*** Records provided Section Begins ***

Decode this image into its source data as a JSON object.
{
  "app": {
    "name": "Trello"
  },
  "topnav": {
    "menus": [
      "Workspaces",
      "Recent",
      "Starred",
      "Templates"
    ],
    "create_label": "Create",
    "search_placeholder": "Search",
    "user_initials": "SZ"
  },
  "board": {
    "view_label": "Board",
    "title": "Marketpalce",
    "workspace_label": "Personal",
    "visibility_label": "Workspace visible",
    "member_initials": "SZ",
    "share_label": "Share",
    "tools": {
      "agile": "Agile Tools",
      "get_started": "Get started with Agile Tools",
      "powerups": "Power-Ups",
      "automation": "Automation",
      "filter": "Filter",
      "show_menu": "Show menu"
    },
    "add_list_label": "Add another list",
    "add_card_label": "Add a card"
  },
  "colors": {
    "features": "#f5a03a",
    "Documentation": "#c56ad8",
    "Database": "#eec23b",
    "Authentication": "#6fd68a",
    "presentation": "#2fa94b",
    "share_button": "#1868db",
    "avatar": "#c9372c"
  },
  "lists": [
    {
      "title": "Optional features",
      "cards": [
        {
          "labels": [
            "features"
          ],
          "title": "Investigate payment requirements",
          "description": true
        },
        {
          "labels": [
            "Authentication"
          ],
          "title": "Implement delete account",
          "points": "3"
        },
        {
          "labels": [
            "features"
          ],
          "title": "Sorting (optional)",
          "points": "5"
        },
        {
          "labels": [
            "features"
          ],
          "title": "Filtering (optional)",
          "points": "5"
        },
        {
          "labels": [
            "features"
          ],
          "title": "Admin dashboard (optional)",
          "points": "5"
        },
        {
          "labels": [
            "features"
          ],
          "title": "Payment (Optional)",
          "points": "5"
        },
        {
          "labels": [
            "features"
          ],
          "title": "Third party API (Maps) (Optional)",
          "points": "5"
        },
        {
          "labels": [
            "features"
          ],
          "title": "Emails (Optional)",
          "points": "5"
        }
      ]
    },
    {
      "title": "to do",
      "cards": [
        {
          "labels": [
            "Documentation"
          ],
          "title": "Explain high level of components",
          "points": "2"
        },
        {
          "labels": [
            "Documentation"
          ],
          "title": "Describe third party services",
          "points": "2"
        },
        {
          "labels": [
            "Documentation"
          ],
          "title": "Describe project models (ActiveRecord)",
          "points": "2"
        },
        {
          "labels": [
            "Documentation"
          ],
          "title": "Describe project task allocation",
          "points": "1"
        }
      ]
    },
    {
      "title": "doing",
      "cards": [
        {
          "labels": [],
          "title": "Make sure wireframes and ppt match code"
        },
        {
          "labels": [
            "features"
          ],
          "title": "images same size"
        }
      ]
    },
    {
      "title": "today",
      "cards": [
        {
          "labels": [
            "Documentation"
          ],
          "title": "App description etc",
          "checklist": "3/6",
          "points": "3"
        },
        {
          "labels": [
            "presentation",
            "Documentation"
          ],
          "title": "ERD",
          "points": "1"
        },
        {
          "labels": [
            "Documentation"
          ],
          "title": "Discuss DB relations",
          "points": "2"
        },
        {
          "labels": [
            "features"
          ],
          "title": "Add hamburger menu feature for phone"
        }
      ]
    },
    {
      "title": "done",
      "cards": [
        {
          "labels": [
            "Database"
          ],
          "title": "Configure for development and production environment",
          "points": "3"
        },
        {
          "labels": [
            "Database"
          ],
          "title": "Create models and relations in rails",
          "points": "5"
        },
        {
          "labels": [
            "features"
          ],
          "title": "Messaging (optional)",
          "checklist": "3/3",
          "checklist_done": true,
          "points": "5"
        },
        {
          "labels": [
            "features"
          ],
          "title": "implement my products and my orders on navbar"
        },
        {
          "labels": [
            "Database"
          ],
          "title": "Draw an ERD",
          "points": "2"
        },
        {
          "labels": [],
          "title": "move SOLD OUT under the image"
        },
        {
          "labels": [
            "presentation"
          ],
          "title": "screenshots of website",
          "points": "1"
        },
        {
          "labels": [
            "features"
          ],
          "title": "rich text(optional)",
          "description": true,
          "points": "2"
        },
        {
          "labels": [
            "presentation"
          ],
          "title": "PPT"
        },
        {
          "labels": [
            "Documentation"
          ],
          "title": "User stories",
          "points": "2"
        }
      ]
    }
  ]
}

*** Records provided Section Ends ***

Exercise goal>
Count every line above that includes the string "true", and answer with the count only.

Final answer>
3